INSTRUCTIONS FOR THE TASK »
What you return should be the entries, unchanged, without their pictures.

PROVIDED DATA »
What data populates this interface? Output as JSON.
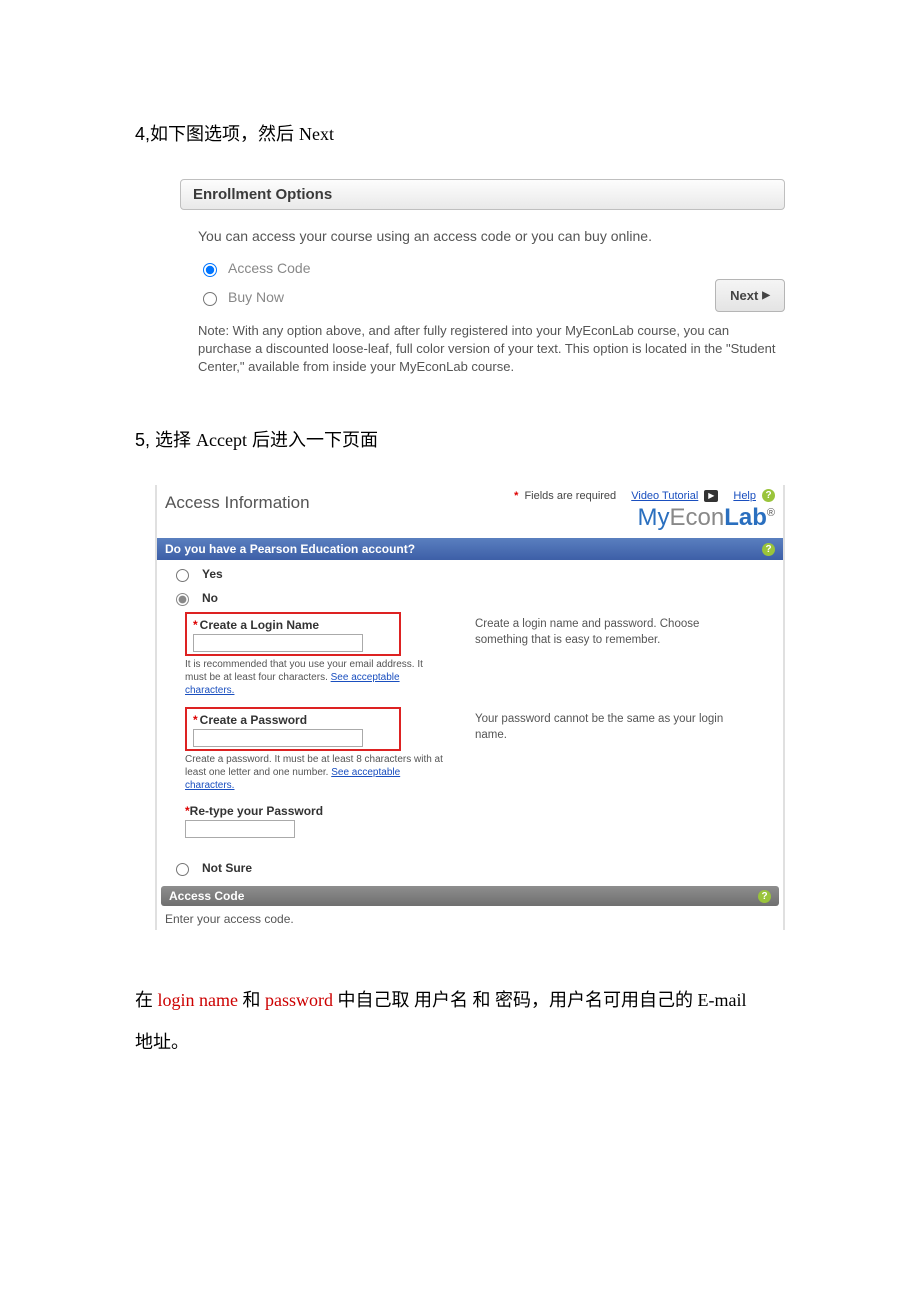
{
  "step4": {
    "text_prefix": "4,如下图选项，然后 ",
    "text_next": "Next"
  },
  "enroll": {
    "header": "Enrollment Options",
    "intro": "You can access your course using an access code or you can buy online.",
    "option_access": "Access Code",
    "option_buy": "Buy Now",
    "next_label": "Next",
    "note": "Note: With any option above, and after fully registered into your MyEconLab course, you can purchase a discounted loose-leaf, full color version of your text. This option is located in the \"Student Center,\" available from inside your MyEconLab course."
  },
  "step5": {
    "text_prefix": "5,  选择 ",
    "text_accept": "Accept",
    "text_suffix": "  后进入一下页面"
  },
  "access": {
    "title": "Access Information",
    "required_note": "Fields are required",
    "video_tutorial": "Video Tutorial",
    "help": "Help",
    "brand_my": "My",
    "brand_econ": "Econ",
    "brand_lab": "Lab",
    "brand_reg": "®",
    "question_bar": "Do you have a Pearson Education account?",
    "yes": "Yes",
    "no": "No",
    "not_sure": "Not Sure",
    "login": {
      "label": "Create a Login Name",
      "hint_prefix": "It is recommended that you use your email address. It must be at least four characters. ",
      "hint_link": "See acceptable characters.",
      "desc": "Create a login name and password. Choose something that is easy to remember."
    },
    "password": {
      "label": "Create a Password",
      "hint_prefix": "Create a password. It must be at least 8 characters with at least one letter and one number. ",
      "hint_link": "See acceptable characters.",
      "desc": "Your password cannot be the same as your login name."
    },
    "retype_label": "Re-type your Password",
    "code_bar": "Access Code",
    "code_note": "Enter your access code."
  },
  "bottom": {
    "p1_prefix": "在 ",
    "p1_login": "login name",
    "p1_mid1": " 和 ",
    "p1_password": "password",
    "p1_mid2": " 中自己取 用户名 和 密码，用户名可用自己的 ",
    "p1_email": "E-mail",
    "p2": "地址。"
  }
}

EXERCISE OUTPUT »
What data populates this interface? Output as JSON.
{
  "step4": {
    "text_prefix": "4,如下图选项，然后 ",
    "text_next": "Next"
  },
  "enroll": {
    "header": "Enrollment Options",
    "intro": "You can access your course using an access code or you can buy online.",
    "option_access": "Access Code",
    "option_buy": "Buy Now",
    "next_label": "Next",
    "note": "Note: With any option above, and after fully registered into your MyEconLab course, you can purchase a discounted loose-leaf, full color version of your text. This option is located in the \"Student Center,\" available from inside your MyEconLab course."
  },
  "step5": {
    "text_prefix": "5,  选择 ",
    "text_accept": "Accept",
    "text_suffix": "  后进入一下页面"
  },
  "access": {
    "title": "Access Information",
    "required_note": "Fields are required",
    "video_tutorial": "Video Tutorial",
    "help": "Help",
    "brand_my": "My",
    "brand_econ": "Econ",
    "brand_lab": "Lab",
    "brand_reg": "®",
    "question_bar": "Do you have a Pearson Education account?",
    "yes": "Yes",
    "no": "No",
    "not_sure": "Not Sure",
    "login": {
      "label": "Create a Login Name",
      "hint_prefix": "It is recommended that you use your email address. It must be at least four characters. ",
      "hint_link": "See acceptable characters.",
      "desc": "Create a login name and password. Choose something that is easy to remember."
    },
    "password": {
      "label": "Create a Password",
      "hint_prefix": "Create a password. It must be at least 8 characters with at least one letter and one number. ",
      "hint_link": "See acceptable characters.",
      "desc": "Your password cannot be the same as your login name."
    },
    "retype_label": "Re-type your Password",
    "code_bar": "Access Code",
    "code_note": "Enter your access code."
  },
  "bottom": {
    "p1_prefix": "在 ",
    "p1_login": "login name",
    "p1_mid1": " 和 ",
    "p1_password": "password",
    "p1_mid2": " 中自己取 用户名 和 密码，用户名可用自己的 ",
    "p1_email": "E-mail",
    "p2": "地址。"
  }
}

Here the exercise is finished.